The menu at the Writers’ Club and Wine Bar invited us to
“make yourself at home in our reading corner or TV lounge”, but we settled
into a nice sidewalk table for a leisurely evening of homemade Thai food and
cold drinks. We had come on a Monday evening, sure to be a sparse crowd so we
would have plenty of opportunity to spend time with the owner and his wife,
Robert and Tong Tilley. We were wrong. No sooner had we picked our table than
the entire place was full. Families and singles, couples and a group of friends
all sat and enjoyed the mild weather, cold drinks and good Thai food.
The Writers Club and Wine Bar became the city’s favorite
spot for journalists and other writers almost as soon as it opened its doors in
2003. Owner Robert Tilley, a veteran of the London Telegraph and the Sunday
Telegraph, remains involved in journalistic pursuits and is currently working
hard as an editor. There are newspapers and magazines in the reading corner.
Reference books and other works are also there, and you are encouraged to borrow
what interests you. Local writers wander in. Reinhard Hohler and Bertil Lintner
exchange ideas and information near the library with Robert and others. Friday
evenings, writers from as far away as the Big Mango come in for a glass of wine
and a bit of networking. And Wednesday nights bring special meetings of
But don’t think you have to be a writer to enjoy an evening
at the Writers Club. Just come prepared for a relaxing evening, no rushed meals
or “fast food” here. Indeed, an insert in the menu points out that fresh
food, prepared to order, takes a little more time and is well worth the effort.
And, unlike the unenviable franchised food that we think of as fast, the chips
are prepared from fresh potatoes and do not come frozen in a bag from the
Although the Writers Club offers a wide range of western

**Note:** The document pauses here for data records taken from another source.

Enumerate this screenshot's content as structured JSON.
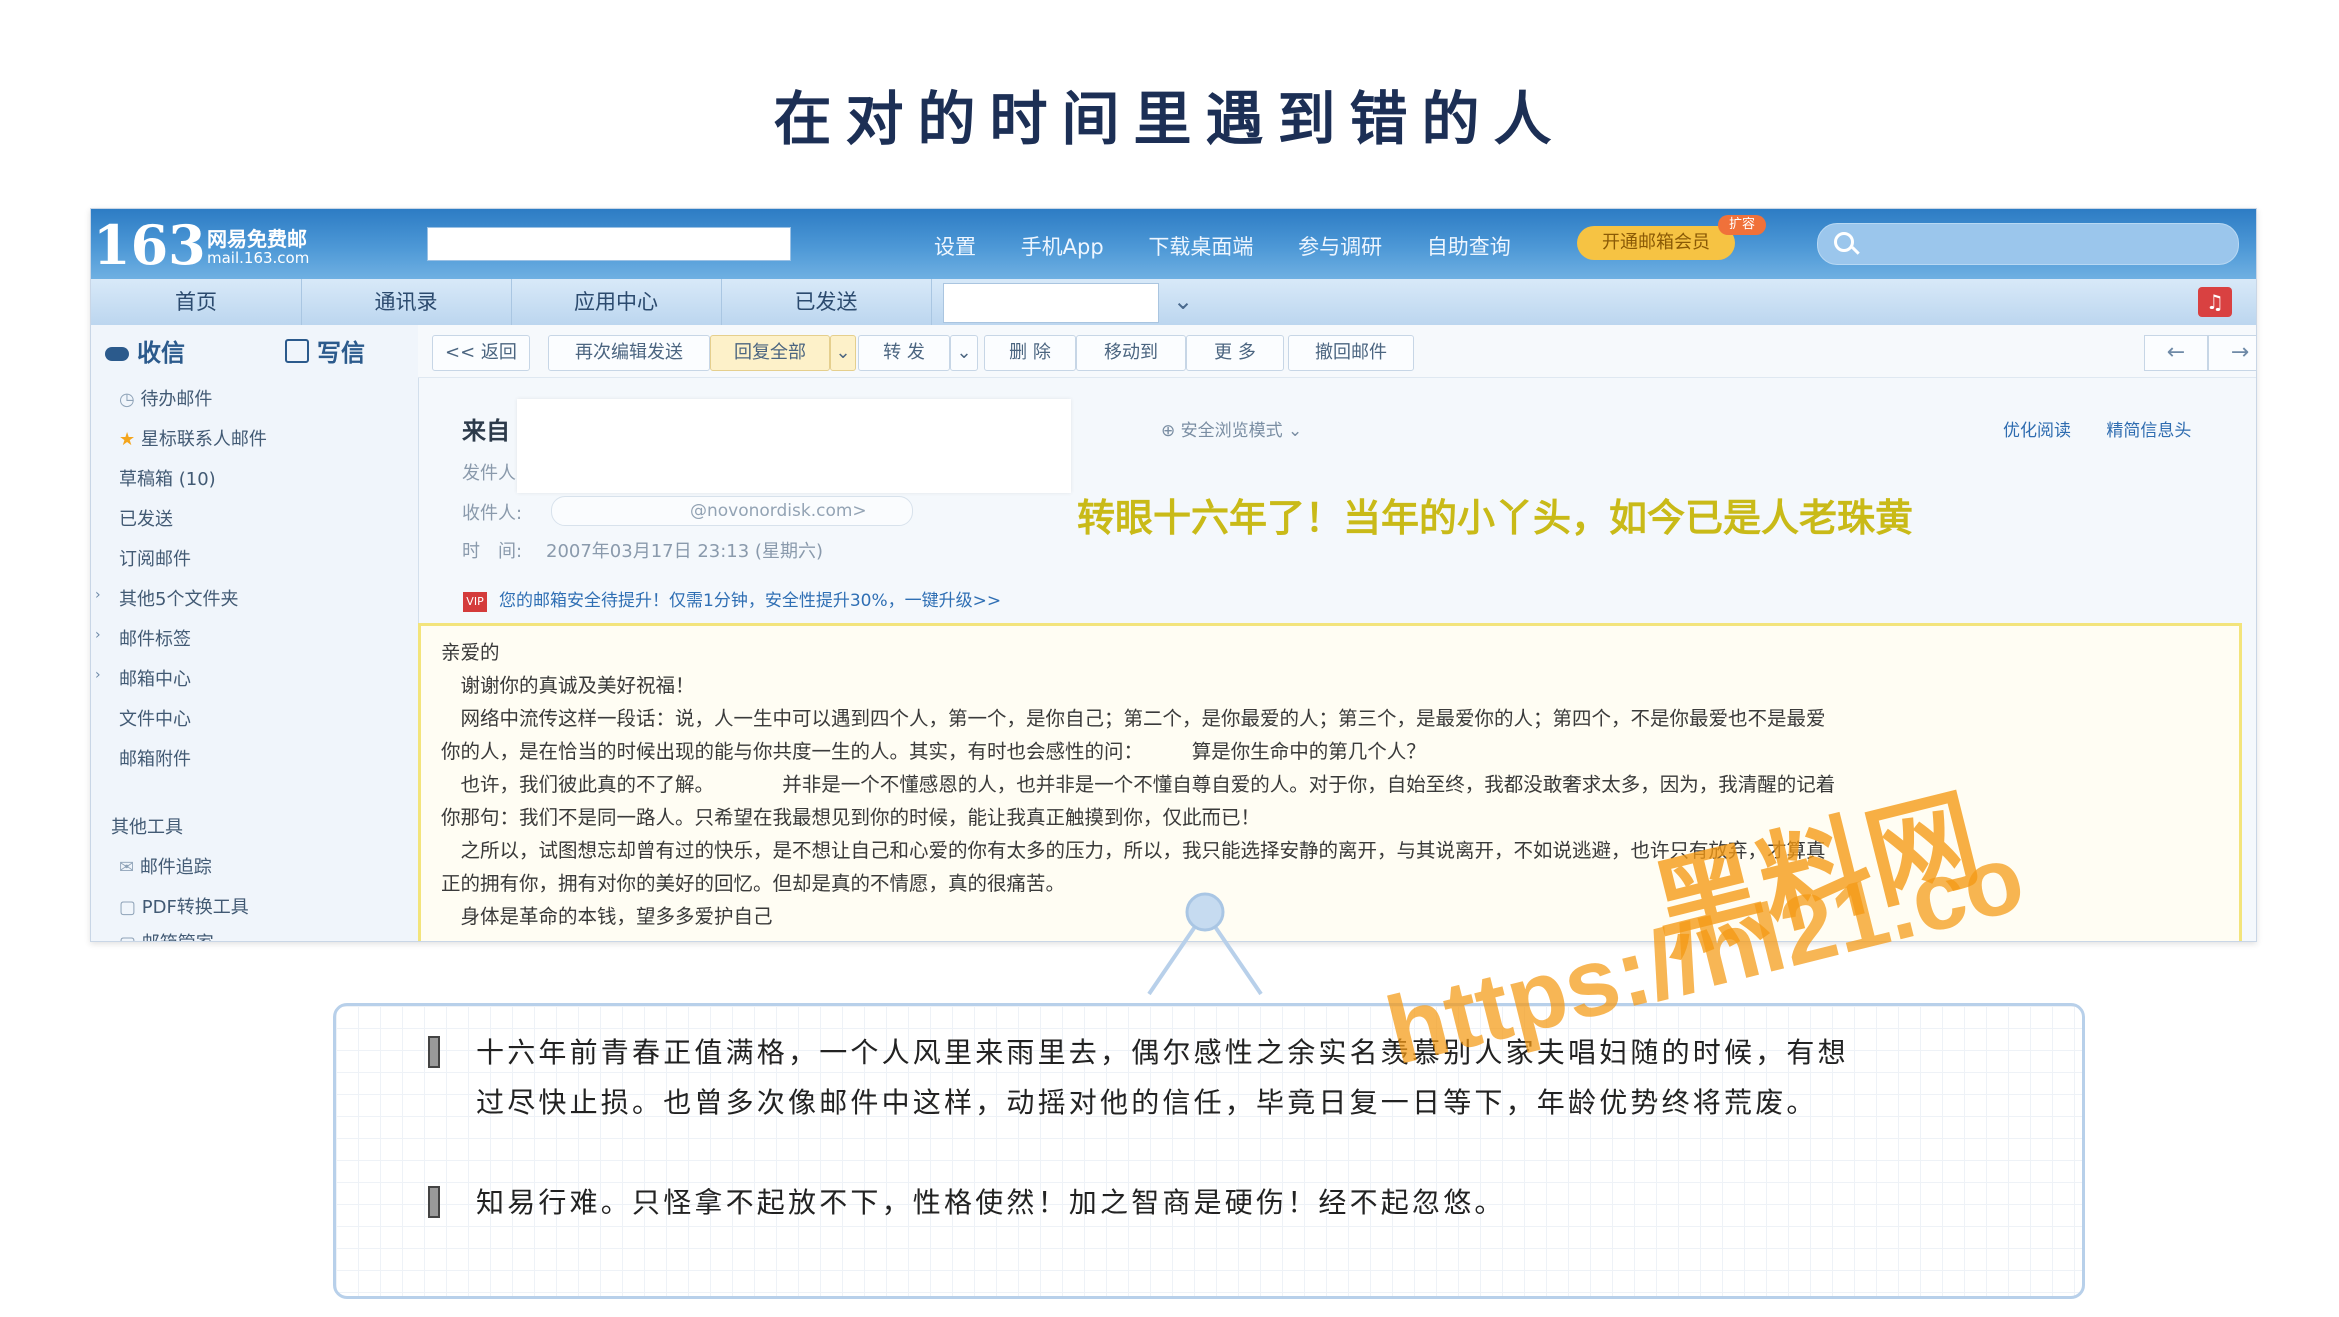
{
  "slide": {
    "title": "在对的时间里遇到错的人"
  },
  "mail": {
    "logo": {
      "number": "163",
      "name": "网易免费邮",
      "domain": "mail.163.com"
    },
    "top_links": [
      "设置",
      "手机App",
      "下载桌面端",
      "参与调研",
      "自助查询"
    ],
    "vip_button": "开通邮箱会员",
    "vip_tag": "扩容",
    "nav_tabs": [
      "首页",
      "通讯录",
      "应用中心",
      "已发送"
    ],
    "sidebar": {
      "inbox": "收信",
      "compose": "写信",
      "items": [
        "待办邮件",
        "星标联系人邮件",
        "草稿箱 (10)",
        "已发送",
        "订阅邮件",
        "其他5个文件夹",
        "邮件标签",
        "邮箱中心",
        "文件中心",
        "邮箱附件"
      ],
      "tools_header": "其他工具",
      "tools": [
        "邮件追踪",
        "PDF转换工具",
        "邮箱管家"
      ]
    },
    "toolbar": {
      "back": "<< 返回",
      "buttons": [
        "再次编辑发送",
        "回复全部",
        "转 发",
        "删 除",
        "移动到",
        "更 多",
        "撤回邮件"
      ]
    },
    "header": {
      "from_label": "来自",
      "sender_label": "发件人",
      "recipient_label": "收件人:",
      "recipient_email": "@novonordisk.com>",
      "time_label": "时　间:",
      "time_value": "2007年03月17日 23:13 (星期六)",
      "safe_mode": "安全浏览模式",
      "links": [
        "优化阅读",
        "精简信息头"
      ]
    },
    "overlay_caption": "转眼十六年了！当年的小丫头，如今已是人老珠黄",
    "notice": {
      "tag": "VIP",
      "text": "您的邮箱安全待提升！仅需1分钟，安全性提升30%，一键升级>>"
    },
    "body_lines": [
      "亲爱的",
      "　谢谢你的真诚及美好祝福！",
      "　网络中流传这样一段话：说，人一生中可以遇到四个人，第一个，是你自己；第二个，是你最爱的人；第三个，是最爱你的人；第四个，不是你最爱也不是最爱",
      "你的人，是在恰当的时候出现的能与你共度一生的人。其实，有时也会感性的问：　　　算是你生命中的第几个人？",
      "　也许，我们彼此真的不了解。　　　　并非是一个不懂感恩的人，也并非是一个不懂自尊自爱的人。对于你，自始至终，我都没敢奢求太多，因为，我清醒的记着",
      "你那句：我们不是同一路人。只希望在我最想见到你的时候，能让我真正触摸到你，仅此而已！",
      "　之所以，试图想忘却曾有过的快乐，是不想让自己和心爱的你有太多的压力，所以，我只能选择安静的离开，与其说离开，不如说逃避，也许只有放弃，才算真",
      "正的拥有你，拥有对你的美好的回忆。但却是真的不情愿，真的很痛苦。",
      "　身体是革命的本钱，望多多爱护自己"
    ]
  },
  "notes": [
    {
      "line1": "十六年前青春正值满格，一个人风里来雨里去，偶尔感性之余实名羡慕别人家夫唱妇随的时候，有想",
      "line2": "过尽快止损。也曾多次像邮件中这样，动摇对他的信任，毕竟日复一日等下，年龄优势终将荒废。"
    },
    {
      "line1": "知易行难。只怪拿不起放不下，性格使然！加之智商是硬伤！经不起忽悠。"
    }
  ],
  "watermark": {
    "name": "黑料网",
    "url": "https://hl21.co"
  },
  "colors": {
    "title": "#1c2f55",
    "mail_topbar": "#2d7cc4",
    "caption": "#c9ba18",
    "watermark": "#f59a14",
    "note_border": "#b8d0ea"
  }
}
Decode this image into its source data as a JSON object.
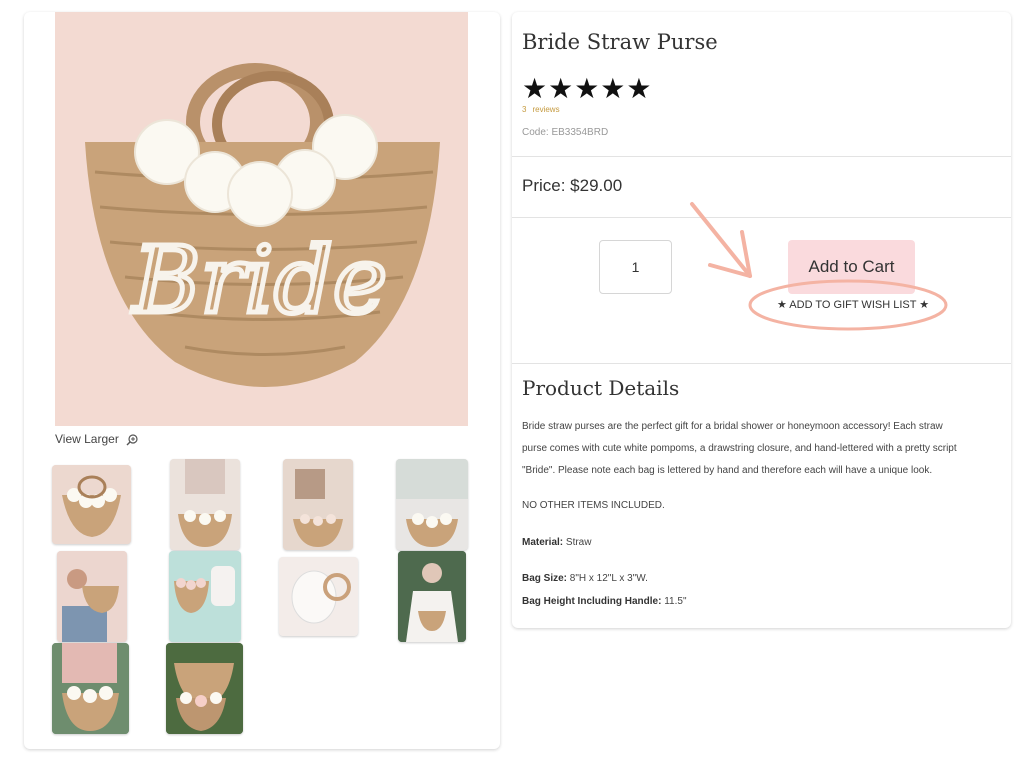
{
  "gallery": {
    "view_larger_label": "View Larger",
    "main_image_word": "Bride",
    "thumbnails_count": 10
  },
  "product": {
    "title": "Bride Straw Purse",
    "rating_stars": "★★★★★",
    "rating_value": 5,
    "reviews_count": "3",
    "reviews_label": "reviews",
    "code": "Code: EB3354BRD",
    "price": "Price: $29.00"
  },
  "cart": {
    "quantity": "1",
    "add_to_cart_label": "Add to Cart",
    "wishlist_label": "★ ADD TO GIFT WISH LIST ★"
  },
  "details": {
    "heading": "Product Details",
    "description_line1": "Bride straw purses are the perfect gift for a bridal shower or honeymoon accessory! Each straw",
    "description_line2": "purse comes with cute white pompoms, a drawstring closure, and hand-lettered with a pretty script",
    "description_line3": "\"Bride\". Please note each bag is lettered by hand and therefore each will have a unique look.",
    "no_other": "NO OTHER ITEMS INCLUDED.",
    "material_label": "Material:",
    "material_value": " Straw",
    "bag_size_label": "Bag Size:",
    "bag_size_value": " 8\"H x 12\"L x 3\"W.",
    "bag_height_label": "Bag Height Including Handle:",
    "bag_height_value": " 11.5\""
  },
  "colors": {
    "add_to_cart_bg": "#fadadd",
    "annotation": "#f4b3a3",
    "reviews_link": "#c59a3f"
  }
}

food, we decided to try the Thai selections. We started our meal with fresh
spring rolls, which were served crisp and light, just right for dipping into the
sauce. Our choice of soup was the lovely galangal and lemongrass soup with
chicken, Tom Kha Gai, and it was excellent. Enough spice to be authentic, with a
rich coconut cream base and tender bits of chicken breast. We next tried a red
pork curry and found the pork to be tender and the sauce to be just right. No
overpowering chilies, but a nice “kick” to remind you that you’re eating
the food that Thai families eat – real home cooking. Chicken larb, Isaan style
arrived with the fried rice. The onions were lightly cooked and crisp, and the
chicken spiced just right. My favorite of the evening, though, was a Thai style
spicy salad of snow mushrooms with shrimp. Spicy, yes; tasty, yes; and an
interesting combination of textures, flavors and colors. The snow mushrooms are
like clouds, almost fluffy. The shrimp were cooked just right, and the
seasonings were perfect.
The food at the Writers Club is well priced. Our tom ka gai
was 80 baht, but most of the other dishes are priced at 60 baht. The delicious
snow mushrooms with shrimp is also priced at 80 baht. The restaurant has a good
selection of vegetarian Thai food, all priced at 60 baht.
Although we concentrated on the Thai food, the western food
is equally varied and well priced. Salads and sandwiches begin at 60 baht and
mains such as beef filet in mushroom sauce or ham, asparagus and creamed
potatoes are all priced at a very reasonable 99 baht.
While the Writers Club has a full range of drinks, don’t
forget that the second half of its name is “Wine Bar”. The restaurant stocks
a variety of good wine, and Robert is negotiating for an even more varied
selection. House wines start at a quarter liter for 90-130 baht.
The Writers Club and Wine Bar, 141/3 Rachadamnoen Road T.
Phrasingh, Muang, Chiang Mai 50100. Telephone 01-928-2066. The Writers Club and
Wine Bar is open Sunday through Friday from Midday until Midnight. Parking on